PARIS, April 5 (Xinhua) -- With the total coronavirus fatalities swelling to 8,078 while the number of critically-ill patients increasing less rapidly, French authorities on Sunday warned that the virus "continues to hit hard," urging people to continue to respect the confinement.
The number of patients who died in the country's hospitals rose by 357 to 5,889. The one-day increase was less than 441 registered on Saturday and the record of 588 on Friday, according to the Health Ministry.
In addition, the counting by elderly nursing homes across the country found that there were 2,189 deaths since March 1, the ministry said in a press release.
A total of 70,478 people have been tested positive for coronavirus since the start of the epidemic. The number of "confirmed or possible" cases in nursing homes rose to 22,361.
Some 28,891 people are hospitalized, among them 6,978 need life support in intensive care units (ICU), up by 140, a smaller increase compared with 176 recorded a day before.
The ministry noted that the infection was spreading at slower pace and the number of critically-ill patients was increasing less rapidly, which it called a key indicator to evaluate how hospitals are using the available human and logistic resources.
A slowdown in the number of patients in intensive care units meant less pressure on hospitals and that drastic curb on people movement to halt the virus spread begins bearing fruit.
However, health and local authorities were cautiously optimistic, warning that social distancing instructions should be strictly respected despite some good signs and good weather.
"Let us all be mobilized to fight against COVID-19. Let us respect the instructions, strict confinement, physical distance and barrier gestures, to protect ourselves, protect our loved ones," the ministry said, warning that the coronavirus "continues to hit hard."
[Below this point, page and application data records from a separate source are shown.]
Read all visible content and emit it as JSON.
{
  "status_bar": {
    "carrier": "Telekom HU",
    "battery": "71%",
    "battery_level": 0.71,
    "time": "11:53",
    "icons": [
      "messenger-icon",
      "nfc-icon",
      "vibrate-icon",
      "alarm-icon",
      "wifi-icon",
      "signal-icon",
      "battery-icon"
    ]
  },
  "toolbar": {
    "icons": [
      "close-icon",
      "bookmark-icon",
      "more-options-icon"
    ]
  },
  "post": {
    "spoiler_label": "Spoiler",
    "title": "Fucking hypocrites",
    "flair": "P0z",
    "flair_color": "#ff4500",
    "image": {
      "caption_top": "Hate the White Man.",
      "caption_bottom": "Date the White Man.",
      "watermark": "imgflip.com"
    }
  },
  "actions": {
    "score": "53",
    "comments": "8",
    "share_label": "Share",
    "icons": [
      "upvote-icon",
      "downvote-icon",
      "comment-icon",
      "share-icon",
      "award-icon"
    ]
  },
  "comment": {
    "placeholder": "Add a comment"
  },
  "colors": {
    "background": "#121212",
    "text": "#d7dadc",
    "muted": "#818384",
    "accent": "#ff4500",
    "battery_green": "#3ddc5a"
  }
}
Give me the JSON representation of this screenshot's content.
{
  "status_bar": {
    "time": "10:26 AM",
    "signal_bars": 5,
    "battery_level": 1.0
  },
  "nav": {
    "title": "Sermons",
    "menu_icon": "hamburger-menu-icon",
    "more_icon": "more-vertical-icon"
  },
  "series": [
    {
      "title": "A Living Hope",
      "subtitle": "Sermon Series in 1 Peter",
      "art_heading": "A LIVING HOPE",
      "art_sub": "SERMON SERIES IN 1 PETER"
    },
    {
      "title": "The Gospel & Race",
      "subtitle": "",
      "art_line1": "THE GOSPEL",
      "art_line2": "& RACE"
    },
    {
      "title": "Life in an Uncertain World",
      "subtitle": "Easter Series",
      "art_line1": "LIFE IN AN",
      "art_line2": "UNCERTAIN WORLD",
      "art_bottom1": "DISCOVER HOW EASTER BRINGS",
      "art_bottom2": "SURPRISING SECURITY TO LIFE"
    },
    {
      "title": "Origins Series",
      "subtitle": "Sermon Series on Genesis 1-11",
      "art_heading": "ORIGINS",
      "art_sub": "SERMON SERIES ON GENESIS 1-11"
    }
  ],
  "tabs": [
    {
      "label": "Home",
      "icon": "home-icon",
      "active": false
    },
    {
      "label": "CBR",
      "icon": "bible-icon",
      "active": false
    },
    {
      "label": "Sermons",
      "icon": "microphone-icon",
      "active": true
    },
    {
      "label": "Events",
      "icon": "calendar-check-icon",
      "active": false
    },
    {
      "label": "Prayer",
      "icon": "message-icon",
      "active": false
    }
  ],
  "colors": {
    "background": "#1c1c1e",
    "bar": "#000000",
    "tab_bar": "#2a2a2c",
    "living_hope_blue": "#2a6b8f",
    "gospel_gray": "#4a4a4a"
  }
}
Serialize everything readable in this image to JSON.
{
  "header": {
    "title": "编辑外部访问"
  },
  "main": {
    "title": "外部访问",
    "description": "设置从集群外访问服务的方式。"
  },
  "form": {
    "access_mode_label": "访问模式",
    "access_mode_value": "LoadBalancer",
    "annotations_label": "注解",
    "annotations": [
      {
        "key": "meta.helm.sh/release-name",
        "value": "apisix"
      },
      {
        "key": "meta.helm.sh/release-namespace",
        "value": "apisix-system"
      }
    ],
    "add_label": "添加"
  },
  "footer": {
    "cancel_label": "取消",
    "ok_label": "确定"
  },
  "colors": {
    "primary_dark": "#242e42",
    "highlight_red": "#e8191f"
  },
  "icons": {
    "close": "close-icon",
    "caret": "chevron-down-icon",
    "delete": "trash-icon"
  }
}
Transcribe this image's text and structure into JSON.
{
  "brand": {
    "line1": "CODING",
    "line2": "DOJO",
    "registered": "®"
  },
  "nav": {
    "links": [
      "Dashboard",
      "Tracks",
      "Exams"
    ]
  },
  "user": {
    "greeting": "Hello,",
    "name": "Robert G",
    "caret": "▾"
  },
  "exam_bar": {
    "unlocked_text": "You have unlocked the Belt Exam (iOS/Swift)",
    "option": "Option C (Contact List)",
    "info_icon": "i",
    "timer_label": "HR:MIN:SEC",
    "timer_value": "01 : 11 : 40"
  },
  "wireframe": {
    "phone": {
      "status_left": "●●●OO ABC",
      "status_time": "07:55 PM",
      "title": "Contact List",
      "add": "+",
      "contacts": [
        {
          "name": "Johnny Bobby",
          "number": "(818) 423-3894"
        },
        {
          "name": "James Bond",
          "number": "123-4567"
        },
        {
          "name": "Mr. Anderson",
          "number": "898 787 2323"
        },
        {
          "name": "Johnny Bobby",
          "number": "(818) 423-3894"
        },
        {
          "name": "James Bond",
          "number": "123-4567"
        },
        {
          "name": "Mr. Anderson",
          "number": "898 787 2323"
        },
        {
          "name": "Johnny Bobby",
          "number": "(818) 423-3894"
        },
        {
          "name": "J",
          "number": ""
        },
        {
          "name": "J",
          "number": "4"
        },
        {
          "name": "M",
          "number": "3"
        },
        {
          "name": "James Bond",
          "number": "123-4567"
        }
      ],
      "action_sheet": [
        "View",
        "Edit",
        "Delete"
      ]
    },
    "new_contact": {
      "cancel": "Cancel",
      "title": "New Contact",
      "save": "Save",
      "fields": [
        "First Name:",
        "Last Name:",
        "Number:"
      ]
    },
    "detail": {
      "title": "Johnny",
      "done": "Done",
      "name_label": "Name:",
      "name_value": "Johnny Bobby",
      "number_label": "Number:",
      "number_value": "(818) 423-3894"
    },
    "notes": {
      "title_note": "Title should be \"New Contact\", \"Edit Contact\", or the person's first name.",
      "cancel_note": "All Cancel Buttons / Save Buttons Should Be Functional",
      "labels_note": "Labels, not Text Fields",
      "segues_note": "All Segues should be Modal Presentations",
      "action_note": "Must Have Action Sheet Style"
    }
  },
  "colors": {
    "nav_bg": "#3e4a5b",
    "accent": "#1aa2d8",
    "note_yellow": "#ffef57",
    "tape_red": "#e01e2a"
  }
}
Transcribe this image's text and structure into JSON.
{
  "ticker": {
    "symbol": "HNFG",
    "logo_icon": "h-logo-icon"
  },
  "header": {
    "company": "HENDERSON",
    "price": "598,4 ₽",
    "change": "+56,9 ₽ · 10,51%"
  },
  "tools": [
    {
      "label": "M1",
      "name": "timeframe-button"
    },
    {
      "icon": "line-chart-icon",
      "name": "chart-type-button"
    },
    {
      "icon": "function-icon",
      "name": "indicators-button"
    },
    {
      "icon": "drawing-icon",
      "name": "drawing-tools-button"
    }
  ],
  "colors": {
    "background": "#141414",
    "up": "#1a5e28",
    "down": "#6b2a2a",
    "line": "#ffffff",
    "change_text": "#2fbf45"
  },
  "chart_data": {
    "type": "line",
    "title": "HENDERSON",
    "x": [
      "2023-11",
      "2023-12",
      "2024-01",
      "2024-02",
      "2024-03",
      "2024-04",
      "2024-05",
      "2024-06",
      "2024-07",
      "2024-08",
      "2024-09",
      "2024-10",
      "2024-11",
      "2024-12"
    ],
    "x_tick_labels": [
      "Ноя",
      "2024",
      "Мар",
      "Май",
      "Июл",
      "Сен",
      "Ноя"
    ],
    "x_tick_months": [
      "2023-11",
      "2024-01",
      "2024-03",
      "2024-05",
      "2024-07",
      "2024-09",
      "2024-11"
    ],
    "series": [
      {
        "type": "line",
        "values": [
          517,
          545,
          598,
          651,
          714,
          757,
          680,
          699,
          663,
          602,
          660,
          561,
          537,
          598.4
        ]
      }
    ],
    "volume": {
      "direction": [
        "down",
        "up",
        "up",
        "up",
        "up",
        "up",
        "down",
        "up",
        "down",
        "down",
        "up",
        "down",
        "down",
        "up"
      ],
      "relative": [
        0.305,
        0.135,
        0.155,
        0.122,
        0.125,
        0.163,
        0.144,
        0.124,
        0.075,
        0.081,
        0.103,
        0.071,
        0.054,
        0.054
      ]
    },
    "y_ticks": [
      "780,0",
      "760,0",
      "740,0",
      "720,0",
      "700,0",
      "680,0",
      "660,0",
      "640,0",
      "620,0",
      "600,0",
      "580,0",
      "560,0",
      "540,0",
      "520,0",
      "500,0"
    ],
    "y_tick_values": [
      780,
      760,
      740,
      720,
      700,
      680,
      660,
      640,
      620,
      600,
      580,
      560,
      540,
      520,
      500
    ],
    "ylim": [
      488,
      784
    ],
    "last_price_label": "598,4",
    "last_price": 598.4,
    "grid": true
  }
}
"Even if the weather is nice, don't forget that to limit the spread of COVID-19, containment measures are still in place," Paris police prefecture said on Sunday.
Warm spring weather had incited Parisians to walk out, defying a lockdown imposed in mid-March to stem the virus spread.
Footages broadcasting by local TV channels showed many people walking or jogging along the bank of the Seine river enjoying a sunny Sunday.
"When we see some of these images, when we see some of these attitudes, it is true that it is totally incomprehensible," said Jean Rottner, head of the Grand Est region, the worst-hit region.
"We are in a period of confinement. Staying at home saves your own life and that of others," he told BFMTV news television.
Rottner warned that even if emergency calls decreased and beds in intensive care units became more available, "the situation remains tense."
France has imposed a two-week nationwide lockdown on March 17, and it was extended to April 15.
Under the confinement, only journeys to buy food and medicine and to go to work are allowed. All non-essential businesses have been closed and open-air markets are shut down. People would be allowed to go out for a walk with their children or to exercise once a day for no more than one hour, and within one kilometer of their home. Sanctions against those who break the rules would be tougher.
Patrick Pelloux, president of the Association of hospital emergency doctors, echoed the urgent necessity to stay confined and not to cede to temptation of good weather.
"We are probably winning the battle, but the French must understand that it we are winning over the epidemic it's because they remained confined," Pelloux told France info radio.
"Better days will come, we just need more little patience... It's difficult, but we absolutely have to stay confined," he said.
The scientific council, which advises the government on the epidemic crisis, recommended to prolong containment at least until April 28, noting that three weeks were needed to obtain an initial estimate of the impact.